Repeat the data in full. Drop every picture.

+-------+

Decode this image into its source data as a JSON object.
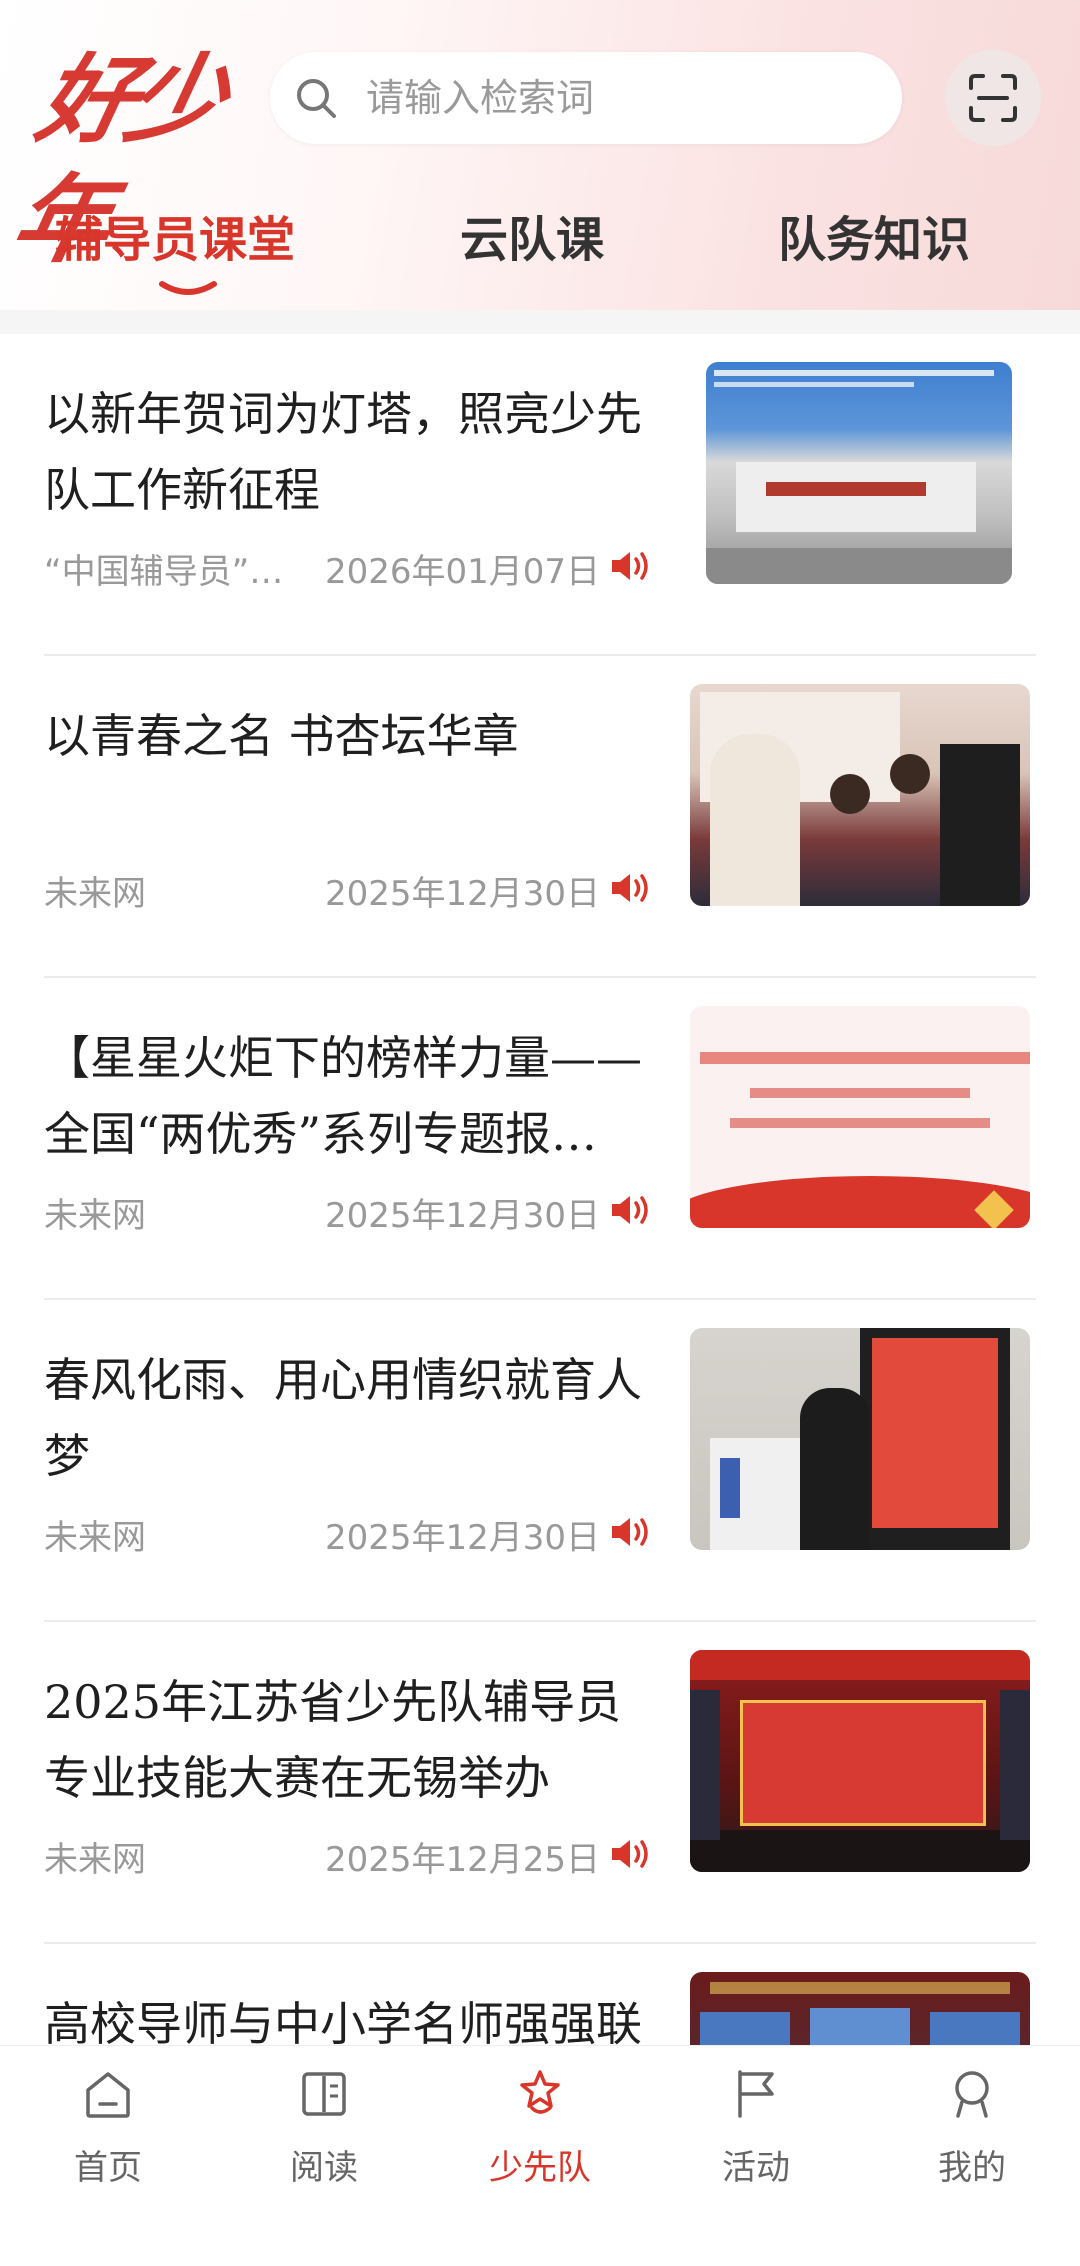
{
  "header": {
    "logo_text": "好少年",
    "search_placeholder": "请输入检索词",
    "scan_icon": "scan-icon"
  },
  "tabs": [
    {
      "label": "辅导员课堂",
      "active": true
    },
    {
      "label": "云队课",
      "active": false
    },
    {
      "label": "队务知识",
      "active": false
    }
  ],
  "articles": [
    {
      "title": "以新年贺词为灯塔，照亮少先队工作新征程",
      "source": "“中国辅导员”…",
      "date": "2026年01月07日"
    },
    {
      "title": "以青春之名  书杏坛华章",
      "source": "未来网",
      "date": "2025年12月30日"
    },
    {
      "title": "【星星火炬下的榜样力量——全国“两优秀”系列专题报…",
      "source": "未来网",
      "date": "2025年12月30日"
    },
    {
      "title": "春风化雨、用心用情织就育人梦",
      "source": "未来网",
      "date": "2025年12月30日"
    },
    {
      "title": "2025年江苏省少先队辅导员专业技能大赛在无锡举办",
      "source": "未来网",
      "date": "2025年12月25日"
    },
    {
      "title": "高校导师与中小学名师强强联",
      "source": "",
      "date": ""
    }
  ],
  "bottom_nav": [
    {
      "label": "首页",
      "icon": "home-icon",
      "active": false
    },
    {
      "label": "阅读",
      "icon": "book-icon",
      "active": false
    },
    {
      "label": "少先队",
      "icon": "star-torch-icon",
      "active": true
    },
    {
      "label": "活动",
      "icon": "flag-icon",
      "active": false
    },
    {
      "label": "我的",
      "icon": "user-icon",
      "active": false
    }
  ],
  "colors": {
    "accent": "#d9362b",
    "text": "#1f1f1f",
    "muted": "#999999"
  }
}
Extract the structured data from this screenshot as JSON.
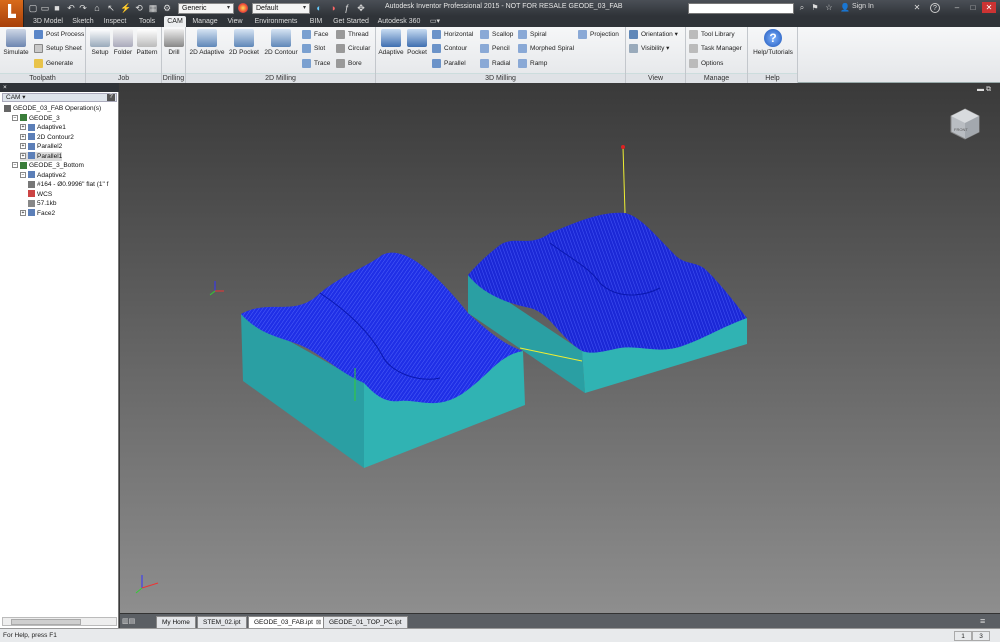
{
  "titlebar": {
    "app_title": "Autodesk Inventor Professional 2015 - NOT FOR RESALE   GEODE_03_FAB",
    "material_combo": "Generic",
    "appearance_combo": "Default",
    "search_placeholder": "",
    "sign_in": "Sign In",
    "help_label": "?"
  },
  "tabs": [
    "3D Model",
    "Sketch",
    "Inspect",
    "Tools",
    "CAM",
    "Manage",
    "View",
    "Environments",
    "BIM",
    "Get Started",
    "Autodesk 360"
  ],
  "active_tab": "CAM",
  "ribbon": {
    "toolpath": {
      "label": "Toolpath",
      "simulate": "Simulate",
      "post_process": "Post Process",
      "setup_sheet": "Setup Sheet",
      "generate": "Generate"
    },
    "job": {
      "label": "Job",
      "setup": "Setup",
      "folder": "Folder",
      "pattern": "Pattern"
    },
    "drilling": {
      "label": "Drilling",
      "drill": "Drill"
    },
    "milling2d": {
      "label": "2D Milling",
      "adaptive": "2D Adaptive",
      "pocket": "2D Pocket",
      "contour": "2D Contour",
      "face": "Face",
      "slot": "Slot",
      "trace": "Trace",
      "thread": "Thread",
      "circular": "Circular",
      "bore": "Bore"
    },
    "milling3d": {
      "label": "3D Milling",
      "adaptive": "Adaptive",
      "pocket": "Pocket",
      "horizontal": "Horizontal",
      "contour": "Contour",
      "parallel": "Parallel",
      "scallop": "Scallop",
      "pencil": "Pencil",
      "radial": "Radial",
      "spiral": "Spiral",
      "morphed_spiral": "Morphed Spiral",
      "ramp": "Ramp",
      "projection": "Projection"
    },
    "view": {
      "label": "View",
      "orientation": "Orientation",
      "visibility": "Visibility"
    },
    "manage": {
      "label": "Manage",
      "tool_library": "Tool Library",
      "task_manager": "Task Manager",
      "options": "Options"
    },
    "help": {
      "label": "Help",
      "help_tutorials": "Help/Tutorials"
    }
  },
  "browser": {
    "cam_label": "CAM ▾",
    "help_icon": "?",
    "tree": [
      {
        "label": "GEODE_03_FAB Operation(s)",
        "indent": 0,
        "expander": "",
        "icon": "gear",
        "selected": false
      },
      {
        "label": "GEODE_3",
        "indent": 1,
        "expander": "−",
        "icon": "setup",
        "selected": false
      },
      {
        "label": "Adaptive1",
        "indent": 2,
        "expander": "+",
        "icon": "op",
        "selected": false
      },
      {
        "label": "2D Contour2",
        "indent": 2,
        "expander": "+",
        "icon": "op",
        "selected": false
      },
      {
        "label": "Parallel2",
        "indent": 2,
        "expander": "+",
        "icon": "op",
        "selected": false
      },
      {
        "label": "Parallel1",
        "indent": 2,
        "expander": "+",
        "icon": "op",
        "selected": true
      },
      {
        "label": "GEODE_3_Bottom",
        "indent": 1,
        "expander": "−",
        "icon": "setup",
        "selected": false
      },
      {
        "label": "Adaptive2",
        "indent": 2,
        "expander": "−",
        "icon": "op",
        "selected": false
      },
      {
        "label": "#164 - Ø0.9996\" flat (1\" f",
        "indent": 3,
        "expander": "",
        "icon": "tool",
        "selected": false
      },
      {
        "label": "WCS",
        "indent": 3,
        "expander": "",
        "icon": "wcs",
        "selected": false
      },
      {
        "label": "57.1kb",
        "indent": 3,
        "expander": "",
        "icon": "file",
        "selected": false
      },
      {
        "label": "Face2",
        "indent": 2,
        "expander": "+",
        "icon": "op",
        "selected": false
      }
    ]
  },
  "viewcube_label": "FRONT",
  "doc_tabs": [
    {
      "label": "My Home",
      "active": false,
      "closable": false
    },
    {
      "label": "STEM_02.ipt",
      "active": false,
      "closable": false
    },
    {
      "label": "GEODE_03_FAB.ipt",
      "active": true,
      "closable": true
    },
    {
      "label": "GEODE_01_TOP_PC.ipt",
      "active": false,
      "closable": false
    }
  ],
  "status": {
    "text": "For Help, press F1",
    "count1": "1",
    "count2": "3"
  },
  "colors": {
    "ribbon_bg": "#eceef0",
    "toolpath_blue": "#1a2be0",
    "stock_teal": "#2aa7a7",
    "titlebar": "#3a3e44",
    "app_orange": "#d86a1a"
  }
}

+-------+

> **Solution for this exercise**:
Decode this image into its source data as a JSON object.
{
  "header": {
    "logo_text": "好少年",
    "search_placeholder": "请输入检索词",
    "scan_icon": "scan-icon"
  },
  "tabs": [
    {
      "label": "辅导员课堂",
      "active": true
    },
    {
      "label": "云队课",
      "active": false
    },
    {
      "label": "队务知识",
      "active": false
    }
  ],
  "articles": [
    {
      "title": "以新年贺词为灯塔，照亮少先队工作新征程",
      "source": "“中国辅导员”…",
      "date": "2026年01月07日"
    },
    {
      "title": "以青春之名  书杏坛华章",
      "source": "未来网",
      "date": "2025年12月30日"
    },
    {
      "title": "【星星火炬下的榜样力量——全国“两优秀”系列专题报…",
      "source": "未来网",
      "date": "2025年12月30日"
    },
    {
      "title": "春风化雨、用心用情织就育人梦",
      "source": "未来网",
      "date": "2025年12月30日"
    },
    {
      "title": "2025年江苏省少先队辅导员专业技能大赛在无锡举办",
      "source": "未来网",
      "date": "2025年12月25日"
    },
    {
      "title": "高校导师与中小学名师强强联",
      "source": "",
      "date": ""
    }
  ],
  "bottom_nav": [
    {
      "label": "首页",
      "icon": "home-icon",
      "active": false
    },
    {
      "label": "阅读",
      "icon": "book-icon",
      "active": false
    },
    {
      "label": "少先队",
      "icon": "star-torch-icon",
      "active": true
    },
    {
      "label": "活动",
      "icon": "flag-icon",
      "active": false
    },
    {
      "label": "我的",
      "icon": "user-icon",
      "active": false
    }
  ],
  "colors": {
    "accent": "#d9362b",
    "text": "#1f1f1f",
    "muted": "#999999"
  }
}
Extract the structured data from this screenshot as JSON.
{
  "titlebar": {
    "app_title": "Autodesk Inventor Professional 2015 - NOT FOR RESALE   GEODE_03_FAB",
    "material_combo": "Generic",
    "appearance_combo": "Default",
    "search_placeholder": "",
    "sign_in": "Sign In",
    "help_label": "?"
  },
  "tabs": [
    "3D Model",
    "Sketch",
    "Inspect",
    "Tools",
    "CAM",
    "Manage",
    "View",
    "Environments",
    "BIM",
    "Get Started",
    "Autodesk 360"
  ],
  "active_tab": "CAM",
  "ribbon": {
    "toolpath": {
      "label": "Toolpath",
      "simulate": "Simulate",
      "post_process": "Post Process",
      "setup_sheet": "Setup Sheet",
      "generate": "Generate"
    },
    "job": {
      "label": "Job",
      "setup": "Setup",
      "folder": "Folder",
      "pattern": "Pattern"
    },
    "drilling": {
      "label": "Drilling",
      "drill": "Drill"
    },
    "milling2d": {
      "label": "2D Milling",
      "adaptive": "2D Adaptive",
      "pocket": "2D Pocket",
      "contour": "2D Contour",
      "face": "Face",
      "slot": "Slot",
      "trace": "Trace",
      "thread": "Thread",
      "circular": "Circular",
      "bore": "Bore"
    },
    "milling3d": {
      "label": "3D Milling",
      "adaptive": "Adaptive",
      "pocket": "Pocket",
      "horizontal": "Horizontal",
      "contour": "Contour",
      "parallel": "Parallel",
      "scallop": "Scallop",
      "pencil": "Pencil",
      "radial": "Radial",
      "spiral": "Spiral",
      "morphed_spiral": "Morphed Spiral",
      "ramp": "Ramp",
      "projection": "Projection"
    },
    "view": {
      "label": "View",
      "orientation": "Orientation",
      "visibility": "Visibility"
    },
    "manage": {
      "label": "Manage",
      "tool_library": "Tool Library",
      "task_manager": "Task Manager",
      "options": "Options"
    },
    "help": {
      "label": "Help",
      "help_tutorials": "Help/Tutorials"
    }
  },
  "browser": {
    "cam_label": "CAM ▾",
    "help_icon": "?",
    "tree": [
      {
        "label": "GEODE_03_FAB Operation(s)",
        "indent": 0,
        "expander": "",
        "icon": "gear",
        "selected": false
      },
      {
        "label": "GEODE_3",
        "indent": 1,
        "expander": "−",
        "icon": "setup",
        "selected": false
      },
      {
        "label": "Adaptive1",
        "indent": 2,
        "expander": "+",
        "icon": "op",
        "selected": false
      },
      {
        "label": "2D Contour2",
        "indent": 2,
        "expander": "+",
        "icon": "op",
        "selected": false
      },
      {
        "label": "Parallel2",
        "indent": 2,
        "expander": "+",
        "icon": "op",
        "selected": false
      },
      {
        "label": "Parallel1",
        "indent": 2,
        "expander": "+",
        "icon": "op",
        "selected": true
      },
      {
        "label": "GEODE_3_Bottom",
        "indent": 1,
        "expander": "−",
        "icon": "setup",
        "selected": false
      },
      {
        "label": "Adaptive2",
        "indent": 2,
        "expander": "−",
        "icon": "op",
        "selected": false
      },
      {
        "label": "#164 - Ø0.9996\" flat (1\" f",
        "indent": 3,
        "expander": "",
        "icon": "tool",
        "selected": false
      },
      {
        "label": "WCS",
        "indent": 3,
        "expander": "",
        "icon": "wcs",
        "selected": false
      },
      {
        "label": "57.1kb",
        "indent": 3,
        "expander": "",
        "icon": "file",
        "selected": false
      },
      {
        "label": "Face2",
        "indent": 2,
        "expander": "+",
        "icon": "op",
        "selected": false
      }
    ]
  },
  "viewcube_label": "FRONT",
  "doc_tabs": [
    {
      "label": "My Home",
      "active": false,
      "closable": false
    },
    {
      "label": "STEM_02.ipt",
      "active": false,
      "closable": false
    },
    {
      "label": "GEODE_03_FAB.ipt",
      "active": true,
      "closable": true
    },
    {
      "label": "GEODE_01_TOP_PC.ipt",
      "active": false,
      "closable": false
    }
  ],
  "status": {
    "text": "For Help, press F1",
    "count1": "1",
    "count2": "3"
  },
  "colors": {
    "ribbon_bg": "#eceef0",
    "toolpath_blue": "#1a2be0",
    "stock_teal": "#2aa7a7",
    "titlebar": "#3a3e44",
    "app_orange": "#d86a1a"
  }
}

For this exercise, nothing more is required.